And what if God is the widow? Our historical image of God is as an all-powerful, all-knowing, all-present distant force.
But more currently we have been exploring and embracing a God that is a verb, that is a force of love, a lure towards goodness. And, a God who is fully self-emptying, giving everything over to make room for creation and all the creatures and inanimate things that make up the world we know. God as powerless, as self-emptied, as the widow with no capacity for coercion or force but only capable of doing what love can do? What if God is the persistent widow, hassling life, worrying away at it, nipping life at its heels. God through love as the persistent widow compelling the arc of life’s history to bend towards justice and goodness. This is more like what we have experienced of God in our lives – that struggles and sorrows are not magically lifted off us but are instead transformed and reshaped even as we are transformed and reshaped through the experience. That God persistently pulls hope and resurrection from the wreckage of our lives, that in God the pendulum swings in the direction of healing and reconciliation.
This is the God of Ecclesiastes, demanding justice through time. This is one of my favourite passages in the Bible: “…it is God’s gift that all should eat and drink and take pleasure in all their toil. I know that whatever God does endures forever; nothing can be added to it, nor anything taken from it;…That which is, already has been; that which is to be, already is; and God seeks out what has gone by.” (Ecclesiastes 3: 2,4,5) God seeks out justice and compassion; mending, redeeming, working even through the history of life, to bend life towards a realm of compassion and justice, and reconciliation, towards the fulfillment of God’s yearnings for creation.

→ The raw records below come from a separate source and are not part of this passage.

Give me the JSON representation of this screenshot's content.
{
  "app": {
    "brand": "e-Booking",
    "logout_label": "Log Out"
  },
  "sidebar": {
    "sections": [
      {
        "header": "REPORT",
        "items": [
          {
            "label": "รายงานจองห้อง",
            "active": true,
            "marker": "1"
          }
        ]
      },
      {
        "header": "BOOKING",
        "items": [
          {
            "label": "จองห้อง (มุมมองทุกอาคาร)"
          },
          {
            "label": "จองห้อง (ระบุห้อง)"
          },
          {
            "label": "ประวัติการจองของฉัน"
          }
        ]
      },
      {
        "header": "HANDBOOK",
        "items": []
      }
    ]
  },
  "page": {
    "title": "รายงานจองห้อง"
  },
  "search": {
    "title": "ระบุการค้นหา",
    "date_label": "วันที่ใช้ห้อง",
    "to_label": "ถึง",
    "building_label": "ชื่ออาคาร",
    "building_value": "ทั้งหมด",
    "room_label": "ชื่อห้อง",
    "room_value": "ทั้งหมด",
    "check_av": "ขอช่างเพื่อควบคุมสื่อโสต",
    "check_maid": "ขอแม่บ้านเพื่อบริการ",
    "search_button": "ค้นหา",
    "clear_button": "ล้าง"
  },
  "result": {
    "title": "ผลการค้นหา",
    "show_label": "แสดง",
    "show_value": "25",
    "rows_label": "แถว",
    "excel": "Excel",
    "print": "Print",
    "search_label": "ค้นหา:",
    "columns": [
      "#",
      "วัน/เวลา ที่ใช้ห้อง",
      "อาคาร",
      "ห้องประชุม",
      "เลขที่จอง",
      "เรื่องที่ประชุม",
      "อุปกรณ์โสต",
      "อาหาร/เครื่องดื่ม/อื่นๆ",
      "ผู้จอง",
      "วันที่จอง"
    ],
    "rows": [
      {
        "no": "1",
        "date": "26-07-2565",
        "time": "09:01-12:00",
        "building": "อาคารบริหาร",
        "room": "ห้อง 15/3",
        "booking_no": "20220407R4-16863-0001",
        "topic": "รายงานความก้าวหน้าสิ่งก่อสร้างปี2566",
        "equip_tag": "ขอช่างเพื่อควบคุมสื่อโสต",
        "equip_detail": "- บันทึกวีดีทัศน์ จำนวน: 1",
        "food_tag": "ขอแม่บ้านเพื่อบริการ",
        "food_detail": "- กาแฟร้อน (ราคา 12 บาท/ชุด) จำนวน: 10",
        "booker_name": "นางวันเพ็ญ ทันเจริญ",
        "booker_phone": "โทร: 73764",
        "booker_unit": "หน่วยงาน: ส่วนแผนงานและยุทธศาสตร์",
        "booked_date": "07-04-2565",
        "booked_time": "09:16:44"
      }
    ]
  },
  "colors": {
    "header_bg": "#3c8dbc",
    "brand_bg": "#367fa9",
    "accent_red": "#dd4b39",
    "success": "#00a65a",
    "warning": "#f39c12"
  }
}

And our prayers are indeed part of that persistent seeking, mending, redeeming. Both our prayers raised in silent solitude, and those prayers that are communal prayers of active engagement. Praying with our bodies as we shelter the refugee and feed the hungry, as we build space for community to gather, and offer sanctuary from life’s buffeting injustice. Persistence in prayer is not a passive hopefulness but a combining of our hearts and will and capability with the sacred persistence of the widow. We’re in this together, people of all faith and people of no faith, and the love that is God. And that persistent, nasty nagging widow’s will, will be done, in time. Thanks be to God. Amen